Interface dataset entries

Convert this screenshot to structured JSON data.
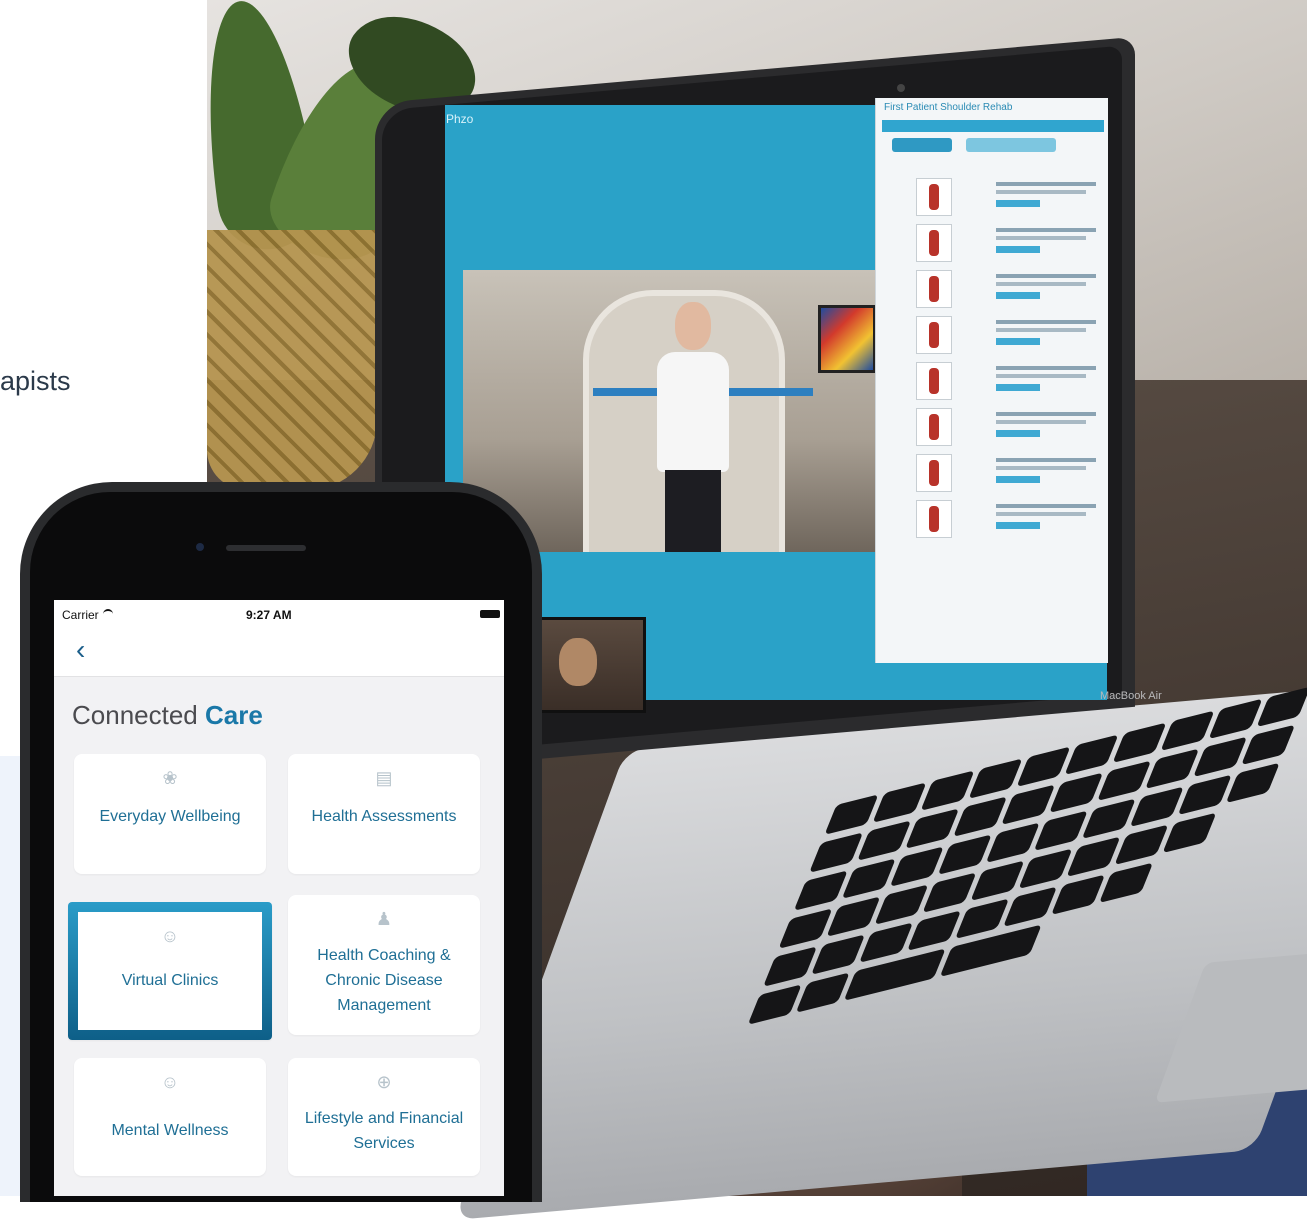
{
  "left": {
    "fragment_text": "apists"
  },
  "laptop": {
    "app_logo": "Phzo",
    "panel_title": "First Patient Shoulder Rehab",
    "brand_label": "MacBook Air"
  },
  "phone": {
    "status": {
      "carrier": "Carrier",
      "time": "9:27 AM"
    },
    "back_icon": "chevron-left",
    "title_plain": "Connected ",
    "title_accent": "Care",
    "tiles": [
      {
        "label": "Everyday Wellbeing",
        "icon": "lotus"
      },
      {
        "label": "Health Assessments",
        "icon": "bar-chart"
      },
      {
        "label": "Virtual Clinics",
        "icon": "people",
        "selected": true
      },
      {
        "label": "Health Coaching & Chronic Disease Management",
        "icon": "person-coach"
      },
      {
        "label": "Mental Wellness",
        "icon": "head"
      },
      {
        "label": "Lifestyle and Financial Services",
        "icon": "plus-circle"
      }
    ]
  },
  "colors": {
    "accent": "#1a78a8",
    "screen_teal": "#2aa2c8",
    "tile_gradient_top": "#2a9cc8",
    "tile_gradient_bottom": "#0e5f88"
  }
}
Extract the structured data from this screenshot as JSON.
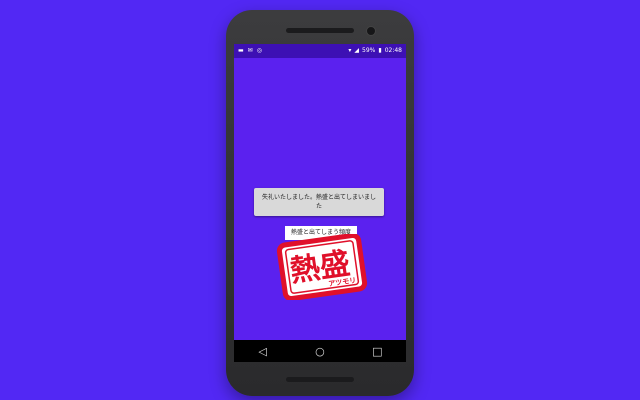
{
  "statusbar": {
    "left_icons": [
      "notification-icon",
      "mail-icon",
      "sync-icon"
    ],
    "battery_percent": "59%",
    "time": "02:48"
  },
  "main": {
    "message_button_label": "失礼いたしました。熱盛と出てしまいました",
    "frequency_label": "熱盛と出てしまう頻度",
    "stamp": {
      "main_text": "熱盛",
      "sub_text": "アツモリ",
      "color": "#e0102a"
    }
  },
  "navbar": {
    "back": "◁",
    "home": "○",
    "recents": "□"
  },
  "colors": {
    "background": "#5228f4",
    "screen": "#5b21ef",
    "statusbar": "#3d10b4"
  }
}
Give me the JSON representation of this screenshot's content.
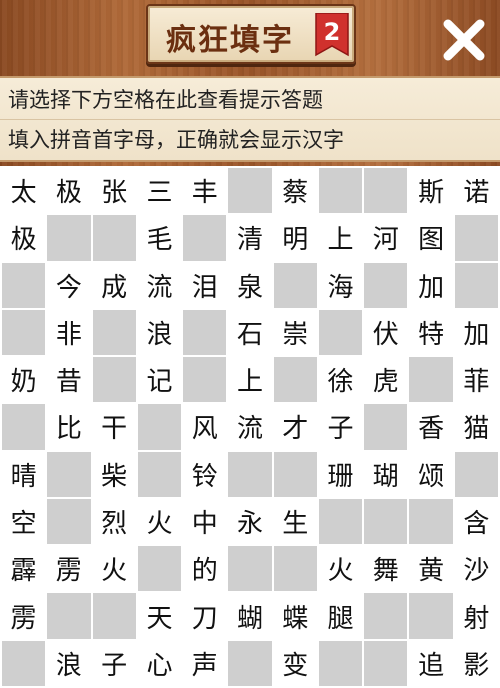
{
  "header": {
    "title": "疯狂填字",
    "level": "2",
    "colors": {
      "badge": "#d0312d",
      "title": "#6b2f10"
    }
  },
  "hints": {
    "line1": "请选择下方空格在此查看提示答题",
    "line2": "填入拼音首字母，正确就会显示汉字"
  },
  "grid": {
    "rows": [
      [
        "太",
        "极",
        "张",
        "三",
        "丰",
        "",
        "蔡",
        "",
        "",
        "斯",
        "诺"
      ],
      [
        "极",
        "",
        "",
        "毛",
        "",
        "清",
        "明",
        "上",
        "河",
        "图",
        ""
      ],
      [
        "",
        "今",
        "成",
        "流",
        "泪",
        "泉",
        "",
        "海",
        "",
        "加",
        ""
      ],
      [
        "",
        "非",
        "",
        "浪",
        "",
        "石",
        "崇",
        "",
        "伏",
        "特",
        "加"
      ],
      [
        "奶",
        "昔",
        "",
        "记",
        "",
        "上",
        "",
        "徐",
        "虎",
        "",
        "菲"
      ],
      [
        "",
        "比",
        "干",
        "",
        "风",
        "流",
        "才",
        "子",
        "",
        "香",
        "猫"
      ],
      [
        "晴",
        "",
        "柴",
        "",
        "铃",
        "",
        "",
        "珊",
        "瑚",
        "颂",
        ""
      ],
      [
        "空",
        "",
        "烈",
        "火",
        "中",
        "永",
        "生",
        "",
        "",
        "",
        "含"
      ],
      [
        "霹",
        "雳",
        "火",
        "",
        "的",
        "",
        "",
        "火",
        "舞",
        "黄",
        "沙"
      ],
      [
        "雳",
        "",
        "",
        "天",
        "刀",
        "蝴",
        "蝶",
        "腿",
        "",
        "",
        "射"
      ],
      [
        "",
        "浪",
        "子",
        "心",
        "声",
        "",
        "变",
        "",
        "",
        "追",
        "影"
      ]
    ]
  }
}
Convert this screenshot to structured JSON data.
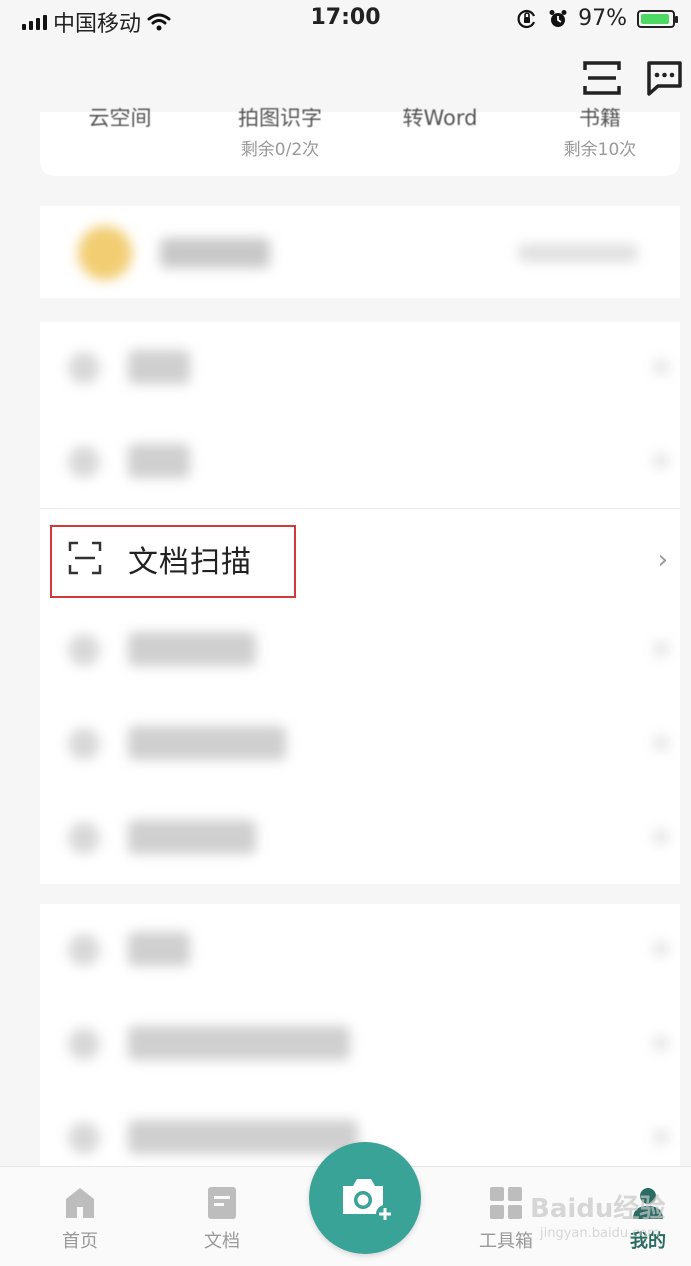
{
  "status_bar": {
    "carrier": "中国移动",
    "time": "17:00",
    "battery_percent": "97%"
  },
  "top_card": {
    "items": [
      {
        "title": "云空间",
        "sub": ""
      },
      {
        "title": "拍图识字",
        "sub": "剩余0/2次"
      },
      {
        "title": "转Word",
        "sub": ""
      },
      {
        "title": "书籍",
        "sub": "剩余10次"
      }
    ]
  },
  "menu": {
    "highlighted_item_label": "文档扫描"
  },
  "tab_bar": {
    "tabs": [
      {
        "label": "首页",
        "icon": "home-icon"
      },
      {
        "label": "文档",
        "icon": "document-icon"
      },
      {
        "label": "工具箱",
        "icon": "grid-icon"
      },
      {
        "label": "我的",
        "icon": "person-icon"
      }
    ],
    "center_button_icon": "camera-plus-icon"
  },
  "colors": {
    "accent": "#3aa397",
    "highlight_border": "#d23a3a",
    "active_tab": "#2a6b62"
  }
}
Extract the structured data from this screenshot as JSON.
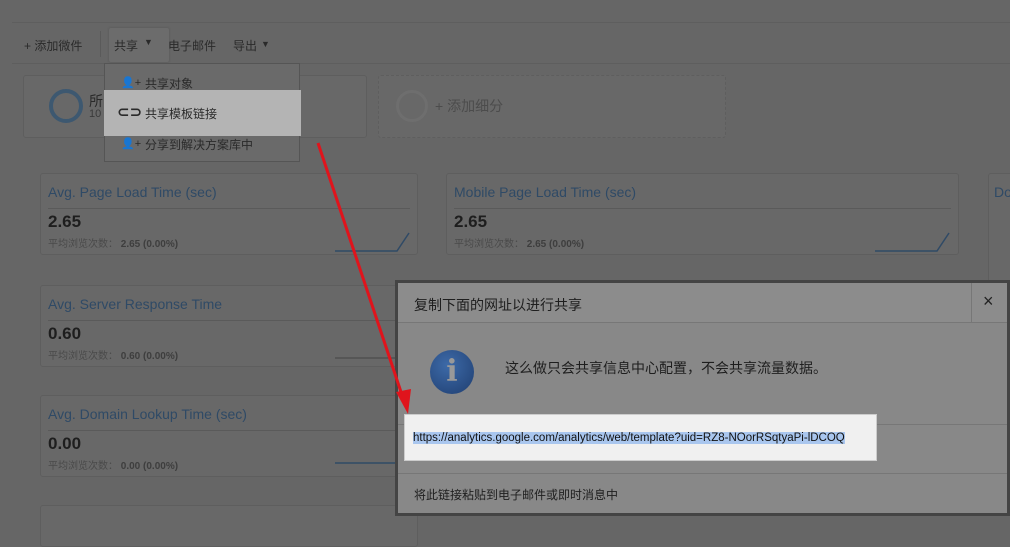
{
  "toolbar": {
    "add_widget": "+ 添加微件",
    "share": "共享",
    "email": "电子邮件",
    "export": "导出"
  },
  "segments": {
    "all_label": "所",
    "all_count": "10",
    "add_segment": "+ 添加细分"
  },
  "share_menu": {
    "items": [
      {
        "label": "共享对象",
        "icon": "add-person-icon"
      },
      {
        "label": "共享模板链接",
        "icon": "link-icon"
      },
      {
        "label": "分享到解决方案库中",
        "icon": "add-person-icon"
      }
    ]
  },
  "widgets": [
    {
      "title": "Avg. Page Load Time (sec)",
      "value": "2.65",
      "sub_label": "平均浏览次数：",
      "sub_value": "2.65 (0.00%)"
    },
    {
      "title": "Mobile Page Load Time (sec)",
      "value": "2.65",
      "sub_label": "平均浏览次数：",
      "sub_value": "2.65 (0.00%)"
    },
    {
      "title": "Avg. Server Response Time",
      "value": "0.60",
      "sub_label": "平均浏览次数：",
      "sub_value": "0.60 (0.00%)"
    },
    {
      "title": "Avg. Domain Lookup Time (sec)",
      "value": "0.00",
      "sub_label": "平均浏览次数：",
      "sub_value": "0.00 (0.00%)"
    },
    {
      "title": "Do"
    }
  ],
  "dialog": {
    "title": "复制下面的网址以进行共享",
    "close": "×",
    "info": "这么做只会共享信息中心配置，不会共享流量数据。",
    "url": "https://analytics.google.com/analytics/web/template?uid=RZ8-NOorRSqtyaPi-lDCOQ",
    "footer": "将此链接粘贴到电子邮件或即时消息中"
  },
  "colors": {
    "arrow": "#e0141c",
    "selection": "#a9c6ee"
  }
}
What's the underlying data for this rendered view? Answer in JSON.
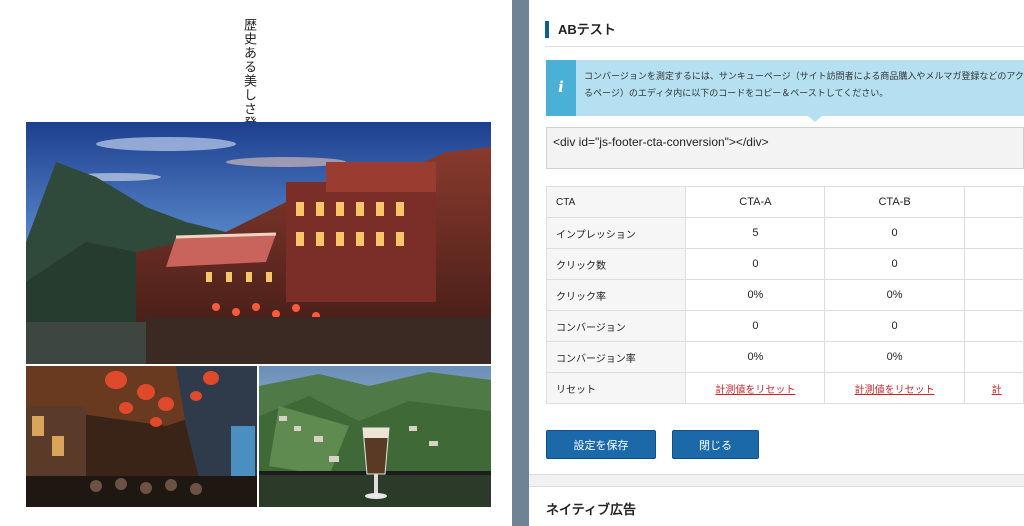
{
  "preview": {
    "vertical_title": "歴史ある美しさ発見"
  },
  "ab_test": {
    "title": "ABテスト",
    "info_icon": "info-icon",
    "info_line1": "コンバージョンを測定するには、サンキューページ（サイト訪問者による商品購入やメルマガ登録などのアク",
    "info_line2": "るページ）のエディタ内に以下のコードをコピー＆ペーストしてください。",
    "code": "<div id=\"js-footer-cta-conversion\"></div>",
    "table": {
      "header": [
        "CTA",
        "CTA-A",
        "CTA-B"
      ],
      "rows": [
        {
          "label": "インプレッション",
          "a": "5",
          "b": "0"
        },
        {
          "label": "クリック数",
          "a": "0",
          "b": "0"
        },
        {
          "label": "クリック率",
          "a": "0%",
          "b": "0%"
        },
        {
          "label": "コンバージョン",
          "a": "0",
          "b": "0"
        },
        {
          "label": "コンバージョン率",
          "a": "0%",
          "b": "0%"
        }
      ],
      "reset_label": "リセット",
      "reset_a": "計測値をリセット",
      "reset_b": "計測値をリセット",
      "reset_c_partial": "計"
    },
    "save_button": "設定を保存",
    "close_button": "閉じる"
  },
  "native_ad": {
    "title": "ネイティブ広告"
  },
  "colors": {
    "accent": "#0a5d9a",
    "button": "#1c69a9",
    "info_bg": "#b4e0f1",
    "info_icon_bg": "#4ab0d6",
    "reset_link": "#c0282c",
    "divider": "#6f8396"
  }
}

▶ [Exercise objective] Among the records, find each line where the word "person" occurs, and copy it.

▶ [Your response]
        "icon": "person-coach"
        "icon": "person-icon"
        "icon": "add-person-icon"
        "icon": "add-person-icon"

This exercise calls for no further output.